Blog for Zip line Attraction in the Smoky Mountains
Located in Pigeon Forge, TN and near Gatlinburg and Sevierville.
By Ross Bodhi Ogle
Posted on May 29, 2018
Hopefully, you'll find some time to visit Great Smoky Mountains National Park on your next trip to East Tennessee. Spread out across two different states, the park offers a beautiful and scenic way to enjoy some of your favorite outdoor activities, including fishing, camping, swimming, biking and touring historic sites.
Of course, hiking is one of the most popular things to do in the park. There are dozens of hiking trails in the Smokies, adding up to more than 800 miles in total length. And in summer, we recommend that you try to make at least one of your hikes a waterfall destination. They're fun to look at, and on those warmer summer days, they'll help keep you cool at the same time.
This week, we thought we'd share a few suggestions for waterfall hikes that are worth your time.
You'll find the trailhead for this five-mile, round-trip hike about halfway around the Cades Cove motor loop, at stop #10. The falls themselves are only about 20 feet in height, but their volume and powerful cascades of water plunging into a peaceful pool below have long made it a visitor favorite. This is a moderate hike that usually takes three to four hours to complete round-trip. The terrain is moderately rolling, but there aren't any significantly steep sections to slow you down.

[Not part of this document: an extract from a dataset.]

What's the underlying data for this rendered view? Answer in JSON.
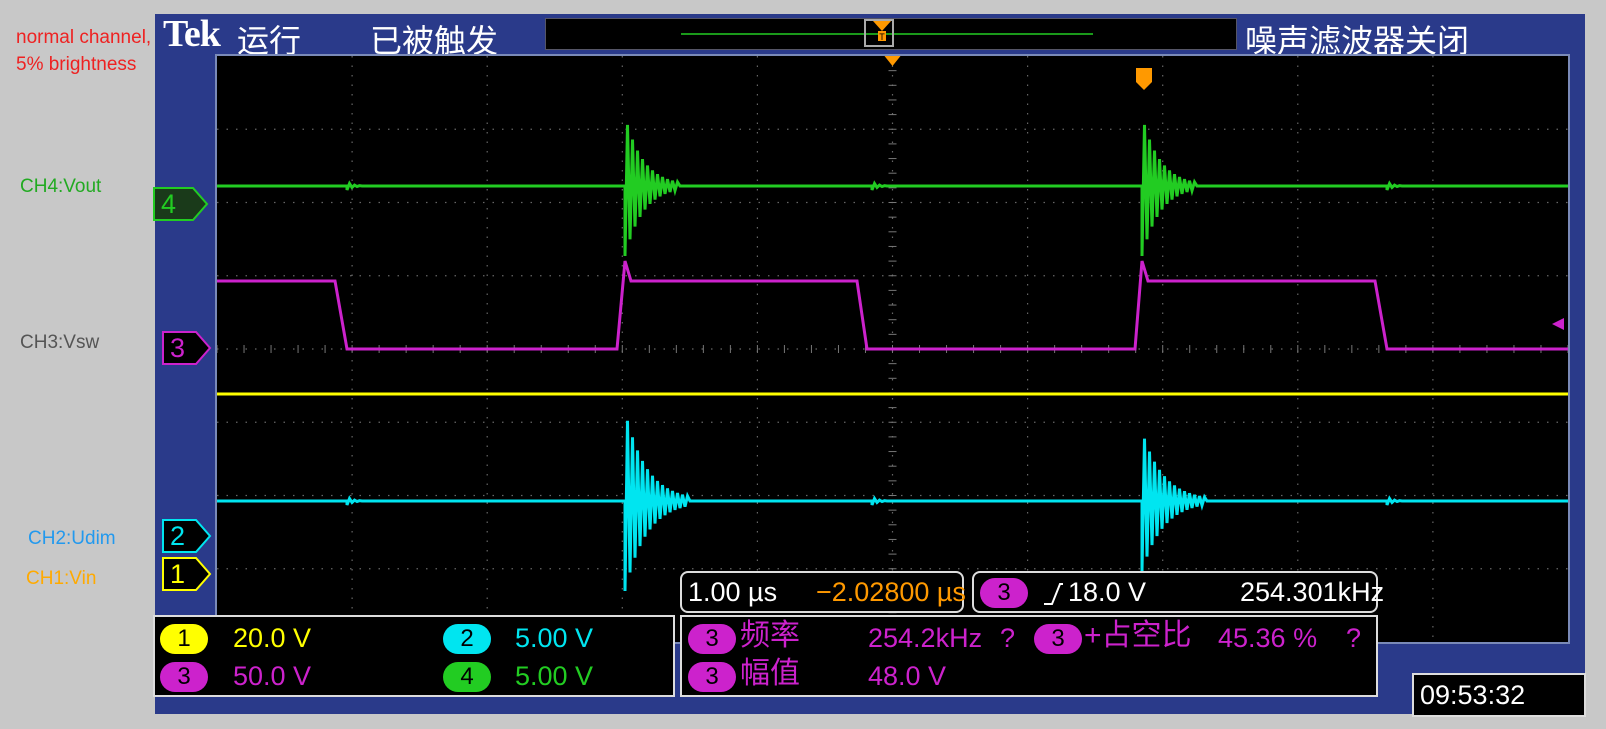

To get to these falls, you'll want to head east on Historic Nature Trail from traffic light #8 in downtown Gatlinburg. From there, you go into the national park and onto the Roaring Fork Motor Nature Trail. You'll find the Trillium Gap Trail trailhead at stop #5 on the motor loop. The three-mile round-trip trek will take you through old-growth hemlock forest until you get to the 25-foot-high waterfall. You can even follow the trail behind the falls to get up-close views and some cool spray. Allow two to three hours total for this moderate hike.
Hen Wallow Falls
This is a really impressive spectacle, located in the Cosby section of the national park. Travel to the Cosby picnic area, and then you'll find the trailhead about 100 yards from the parking area. From there, you follow Gabes Mountain Trail a little over two miles to the falls, which tower some 90 feet overhead. The water drops from a narrow creek at the top to a 20-foot-wide cascade below. The hike is moderate and takes three to four hours.
This waterfall gets its name from the rainbow effect produced by waters plunging from 80 feet overhead. The round-trip hike is 5.4 miles and is also moderately difficult. Allow three to five hours to complete it. Like Grotto Falls above, this one starts in the Roaring Fork community, and the trailhead is just past the Noah “Bud” Ogle homestead. You'll see a sign for the Rainbow Falls parking area.
This is the tallest waterfall in the park, measuring 100 feet from top to bottom. You start by driving six miles east of Gatlinburg on U.S. Hwy. 321 and turning in at the Greenbrier entrance to the national park. Drive 4.7 miles to the trailhead. The hike is eight miles round-trip, and because the trail gains 2,000 feet in elevation, it's considered a strenuous hike. But the payoff is worth it.
We hope that your next visit to the Smokies also includes some time ziplining at our Gatlinburg attraction. We have plenty of beautiful natural sights to see here as well, so don't forget to make Smoky Mountain Ziplines part of your vacation travel plans.